(DATA SHOWN Opens)

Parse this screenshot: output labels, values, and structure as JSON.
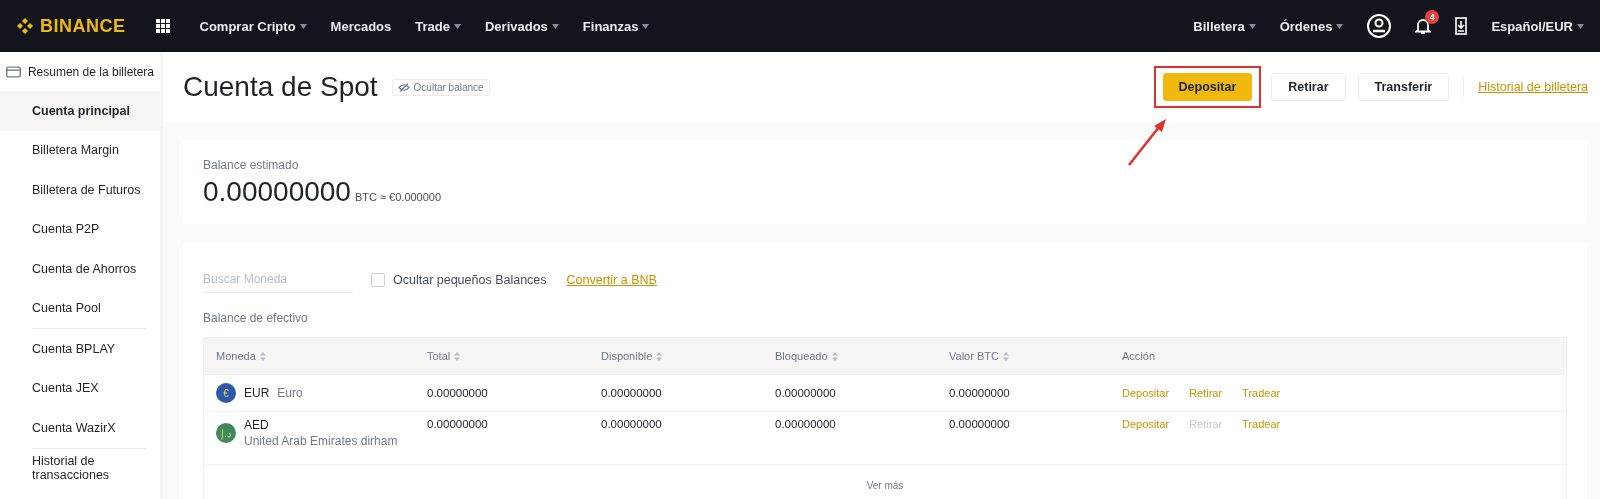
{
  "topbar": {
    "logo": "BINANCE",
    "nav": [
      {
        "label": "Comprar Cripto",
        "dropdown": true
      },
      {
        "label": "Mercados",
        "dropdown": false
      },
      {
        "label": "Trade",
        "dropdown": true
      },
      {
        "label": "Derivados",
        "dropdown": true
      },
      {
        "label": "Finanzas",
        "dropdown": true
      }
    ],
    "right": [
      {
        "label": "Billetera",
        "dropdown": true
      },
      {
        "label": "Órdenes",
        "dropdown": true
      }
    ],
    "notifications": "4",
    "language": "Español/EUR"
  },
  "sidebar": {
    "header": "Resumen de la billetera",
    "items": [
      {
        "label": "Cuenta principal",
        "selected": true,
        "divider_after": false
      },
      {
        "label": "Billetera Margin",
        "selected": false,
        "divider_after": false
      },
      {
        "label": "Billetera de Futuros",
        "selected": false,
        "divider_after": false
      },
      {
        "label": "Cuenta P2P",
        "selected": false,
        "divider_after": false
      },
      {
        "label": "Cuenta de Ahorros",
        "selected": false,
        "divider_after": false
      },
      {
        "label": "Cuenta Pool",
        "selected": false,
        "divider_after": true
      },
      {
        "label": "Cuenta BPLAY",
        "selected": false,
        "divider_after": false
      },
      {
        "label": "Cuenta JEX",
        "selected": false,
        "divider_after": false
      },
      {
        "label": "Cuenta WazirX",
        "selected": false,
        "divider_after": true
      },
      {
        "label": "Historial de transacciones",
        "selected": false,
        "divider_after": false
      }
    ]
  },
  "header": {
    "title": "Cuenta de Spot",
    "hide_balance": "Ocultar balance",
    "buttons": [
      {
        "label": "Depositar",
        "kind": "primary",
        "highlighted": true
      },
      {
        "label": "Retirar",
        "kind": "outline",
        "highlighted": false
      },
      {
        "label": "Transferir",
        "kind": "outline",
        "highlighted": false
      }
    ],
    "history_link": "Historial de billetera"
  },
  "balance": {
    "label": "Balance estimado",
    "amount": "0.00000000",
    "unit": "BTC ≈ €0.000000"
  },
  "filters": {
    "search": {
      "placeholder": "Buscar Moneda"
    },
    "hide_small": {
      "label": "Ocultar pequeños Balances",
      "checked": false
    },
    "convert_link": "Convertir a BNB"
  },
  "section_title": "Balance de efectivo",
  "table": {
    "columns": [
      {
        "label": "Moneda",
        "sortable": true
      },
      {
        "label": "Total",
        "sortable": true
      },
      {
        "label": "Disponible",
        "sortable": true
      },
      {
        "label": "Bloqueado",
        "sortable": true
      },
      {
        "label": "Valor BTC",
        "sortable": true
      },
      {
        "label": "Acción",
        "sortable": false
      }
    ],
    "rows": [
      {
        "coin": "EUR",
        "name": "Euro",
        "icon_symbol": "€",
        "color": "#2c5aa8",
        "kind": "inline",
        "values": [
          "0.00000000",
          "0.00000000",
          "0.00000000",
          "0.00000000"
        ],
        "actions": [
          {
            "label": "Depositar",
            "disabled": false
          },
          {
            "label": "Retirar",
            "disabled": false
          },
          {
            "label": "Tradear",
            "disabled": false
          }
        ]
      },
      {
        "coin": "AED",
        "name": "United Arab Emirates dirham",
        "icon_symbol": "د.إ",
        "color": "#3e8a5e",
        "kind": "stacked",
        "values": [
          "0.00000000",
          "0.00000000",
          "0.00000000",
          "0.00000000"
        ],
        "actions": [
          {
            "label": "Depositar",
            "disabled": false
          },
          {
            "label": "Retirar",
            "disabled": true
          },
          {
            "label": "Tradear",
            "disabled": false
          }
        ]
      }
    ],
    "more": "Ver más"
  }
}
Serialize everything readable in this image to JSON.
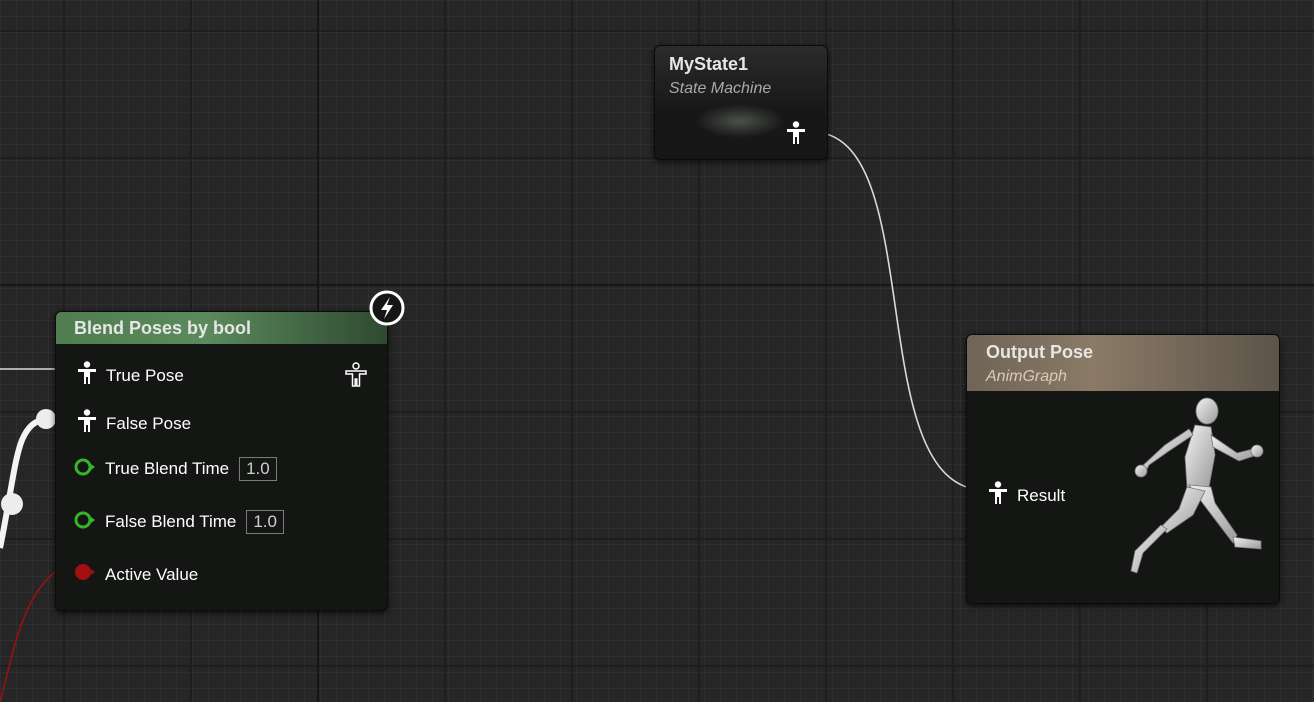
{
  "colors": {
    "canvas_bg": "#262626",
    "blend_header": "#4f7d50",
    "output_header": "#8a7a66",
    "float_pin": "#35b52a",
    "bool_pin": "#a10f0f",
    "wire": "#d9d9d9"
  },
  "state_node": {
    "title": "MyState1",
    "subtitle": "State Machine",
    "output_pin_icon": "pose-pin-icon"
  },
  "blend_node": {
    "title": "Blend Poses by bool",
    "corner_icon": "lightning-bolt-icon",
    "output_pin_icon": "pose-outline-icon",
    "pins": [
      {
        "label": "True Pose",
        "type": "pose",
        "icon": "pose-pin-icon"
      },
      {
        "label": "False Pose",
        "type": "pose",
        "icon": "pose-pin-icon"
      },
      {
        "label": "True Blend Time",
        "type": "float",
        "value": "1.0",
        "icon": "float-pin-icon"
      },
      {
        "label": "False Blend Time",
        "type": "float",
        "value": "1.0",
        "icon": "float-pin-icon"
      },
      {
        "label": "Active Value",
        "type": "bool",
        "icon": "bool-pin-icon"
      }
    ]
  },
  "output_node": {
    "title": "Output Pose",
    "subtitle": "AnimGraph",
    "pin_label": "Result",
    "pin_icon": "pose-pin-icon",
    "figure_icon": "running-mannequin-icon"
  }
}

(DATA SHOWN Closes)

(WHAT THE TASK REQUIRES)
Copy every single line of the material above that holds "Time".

(RESPONSE TO THIS TASK)
        "label": "True Blend Time",
        "label": "False Blend Time",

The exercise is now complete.